As far as perfume shopping is concerned, you will not often find me wandering in The Realms of the Well-Known (department stores). Call me a ‘niche-picker’ since you will find me scouring little boutiques (both brick-and-mortar and online) for unusual and little-known fragrances. Niche scents are usually expensive (rarely available at a discount price) and are often hard to find (and sample), so it’s always a pleasant surprise to find a ‘mainstream’ scent with a distinctive character.
In the early nineties, I bought my one and only bottle of Fahrenheit by Christian Dior. I enjoyed it but when the bottle was empty I didn’t restock the fragrance; the world was full of scents I wanted to own and there was no time for repeats. In preparing to review Fahrenheit 32 (posting tomorrow), I decided to revisit Fahrenheit. It was a happy reunion.
Fahrenheit was introduced in 1988 and became a runaway hit around the world; it had the most successful initial three-month sales of any fragrance launch up to that time. (It beat the previous champ: Poison.) According to Dior, Fahrenheit sold 1.4 million bottles in October-December of 1988 in Europe alone (Poison had sold 1.2 million bottles in the first three months of its 1985 European launch.) (via Women’s Wear Daily, 2/13/1989)
Fahrenheit’s listed ingredients are bergamot, honeysuckle, hawthorn, sandalwood, nutmeg, violet, cedar, patchouli and tonka bean. Florasynth perfumer Jean Louis Sieuzac developed Fahrenheit, and at launch, Maurice Roger, the president of Parfums Christian Dior, was quoted in Women’s Wear Daily (9/9/1988): “For several years the men’s fragrance market has been flooded with cypress or fern extracts enhanced by cocktails of aromatic notes — compounds of lavender, rosemary, sage, etc.” Roger said Fahrenheit was “built on a rather floral concept, but not a traditional women’s floral like jasmine.

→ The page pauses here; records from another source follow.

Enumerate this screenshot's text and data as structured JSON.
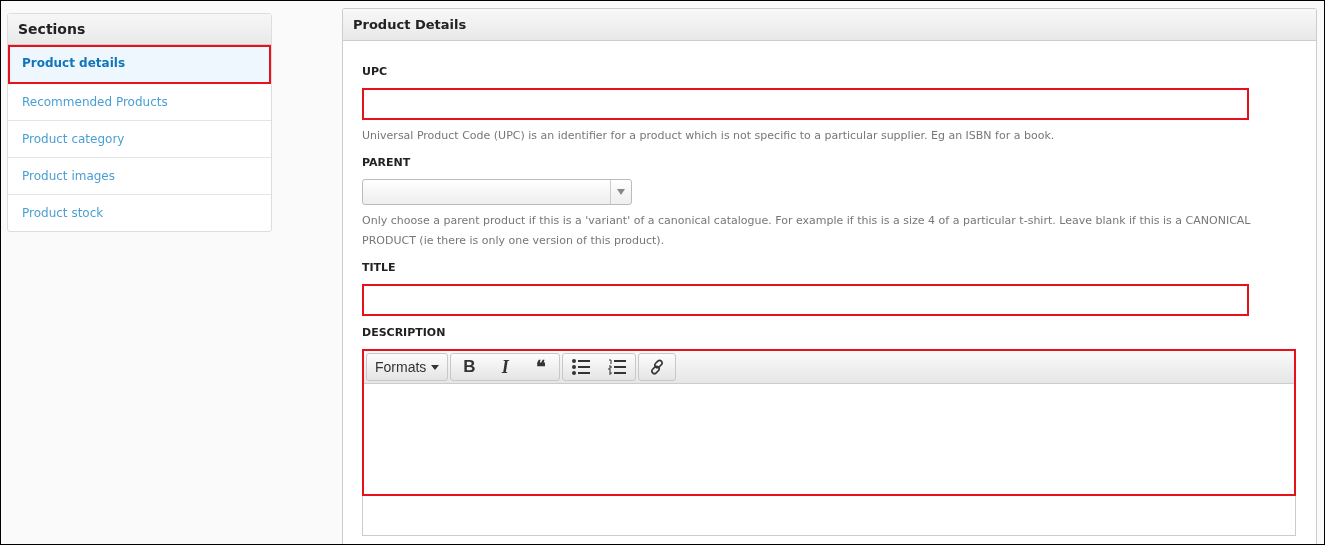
{
  "sidebar": {
    "title": "Sections",
    "items": [
      {
        "label": "Product details",
        "selected": true,
        "highlighted": true
      },
      {
        "label": "Recommended Products",
        "selected": false,
        "highlighted": false
      },
      {
        "label": "Product category",
        "selected": false,
        "highlighted": false
      },
      {
        "label": "Product images",
        "selected": false,
        "highlighted": false
      },
      {
        "label": "Product stock",
        "selected": false,
        "highlighted": false
      }
    ]
  },
  "panel": {
    "title": "Product Details",
    "fields": [
      {
        "kind": "text",
        "label": "UPC",
        "highlighted": true,
        "help": "Universal Product Code (UPC) is an identifier for a product which is not specific to a particular supplier. Eg an ISBN for a book."
      },
      {
        "kind": "select",
        "label": "PARENT",
        "highlighted": false,
        "help": "Only choose a parent product if this is a 'variant' of a canonical catalogue. For example if this is a size 4 of a particular t-shirt. Leave blank if this is a CANONICAL PRODUCT (ie there is only one version of this product)."
      },
      {
        "kind": "text",
        "label": "TITLE",
        "highlighted": true
      },
      {
        "kind": "editor",
        "label": "DESCRIPTION",
        "highlighted": true,
        "toolbar": [
          [
            {
              "kind": "dropdown",
              "label": "Formats"
            }
          ],
          [
            {
              "kind": "bold",
              "label": "B"
            },
            {
              "kind": "italic",
              "label": "I"
            },
            {
              "kind": "quote",
              "label": "❝"
            }
          ],
          [
            {
              "kind": "bullets"
            },
            {
              "kind": "numbers"
            }
          ],
          [
            {
              "kind": "link"
            }
          ]
        ]
      }
    ]
  }
}
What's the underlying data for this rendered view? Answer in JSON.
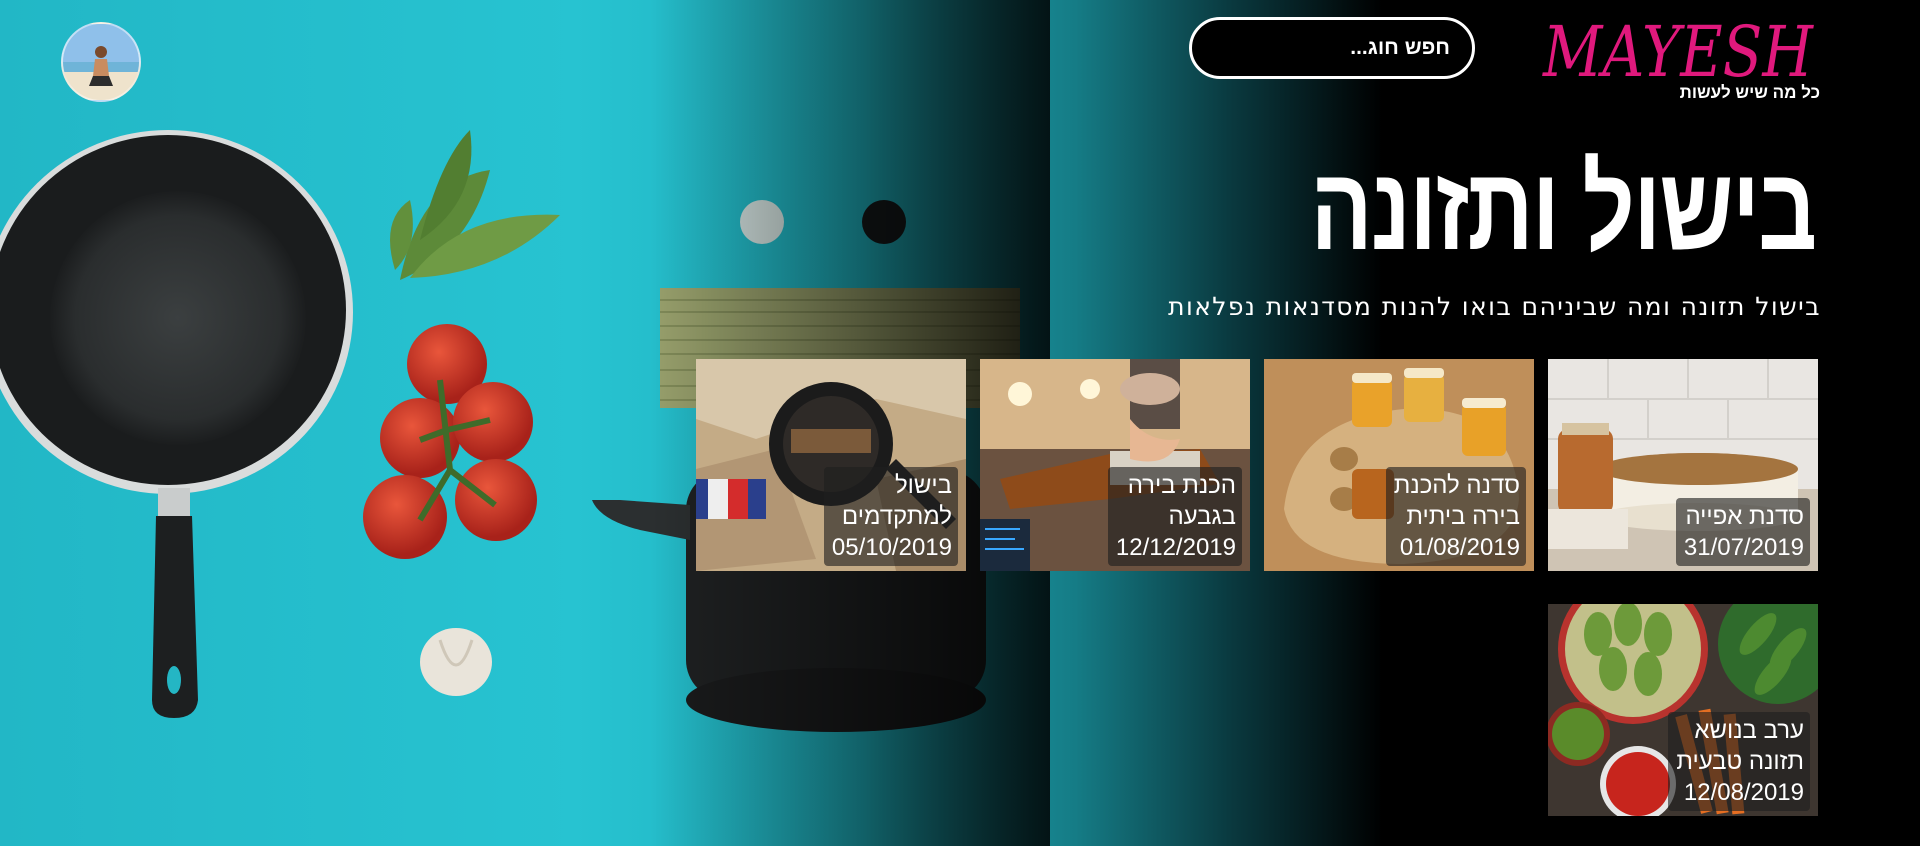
{
  "header": {
    "logo_text": "MAYESH",
    "logo_tagline": "כל מה שיש לעשות",
    "search_placeholder": "חפש חוג...",
    "avatar_label": "profile-avatar"
  },
  "hero": {
    "title": "בישול ותזונה",
    "subtitle": "בישול תזונה ומה שביניהם בואו להנות מסדנאות נפלאות"
  },
  "cards": [
    {
      "title": "סדנת אפייה",
      "date": "31/07/2019"
    },
    {
      "title": "סדנה להכנת\nבירה ביתית",
      "date": "01/08/2019"
    },
    {
      "title": "הכנת בירה\nבגבעה",
      "date": "12/12/2019"
    },
    {
      "title": "בישול\nלמתקדמים",
      "date": "05/10/2019"
    },
    {
      "title": "ערב בנושא\nתזונה טבעית",
      "date": "12/08/2019"
    }
  ],
  "colors": {
    "background": "#000000",
    "hero_teal": "#27c3d1",
    "logo_pink": "#e0197d",
    "text": "#ffffff",
    "caption_bg": "rgba(30,30,30,0.62)"
  },
  "icons": {
    "avatar": "user-photo-icon"
  }
}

Honeysuckle is a rather wild, natural floral. My observation of the market was that there are a lot of very similar scents based on Mediterranean cocktails. If you test all the recent introductions, you will find very similar propositions.”
What a notion: a perfume house wanting to create something original, something different from what was readily available! Monsieur Roger — je t’aime.
Fahrenheit opens with vibrant honeysuckle, bubbly bergamot and ‘subdued’ hawthorn. In anticipation of writing this review, I visited the arboretum to sniff the hawthorn trees that blossomed in late April. Hawthorn flowers smell better “on the air” than when you put your nose right on the blooms. Hawthorn is powdery, but strong; its scent reminded me of crushed seashells. If you live on the East Coast of the U.S., you’ve probably seen paths and driveways paved with shells. The scent of hawthorn blossoms reminded me of the smell of a seashell path warmed by sun (with a faint floral aroma wafting over it). I assume the hawthorn in Fahrenheit was softened considerably to better mix with the delightful honeysuckle and bergamot notes.
Fahrenheit’s scintillating, but fleeting, floral opening leads to an unusual, longer-lasting nutmeg-violet accord. This strange accord is hard to describe; to me it smells like an old wooden telephone pole coated with dried tar! In Fahrenheit’s final stage of development, ‘dusty’ cedar and sandalwood and muted patchouli produce dry and warm aromas that remind me of a place where earth, rocks and chapparal bake under a summer sun. Each stage of Fahrenheit is a pleasure to smell.
Though Fahrenheit has been around for almost 20 years, it smells “fresher” (more modern) and better than the majority of men’s scents being released today…mainstream or niche.
Tomorrow: a review of the new Christian Dior Fahrenheit 32.
Note: image via Images de Parfums.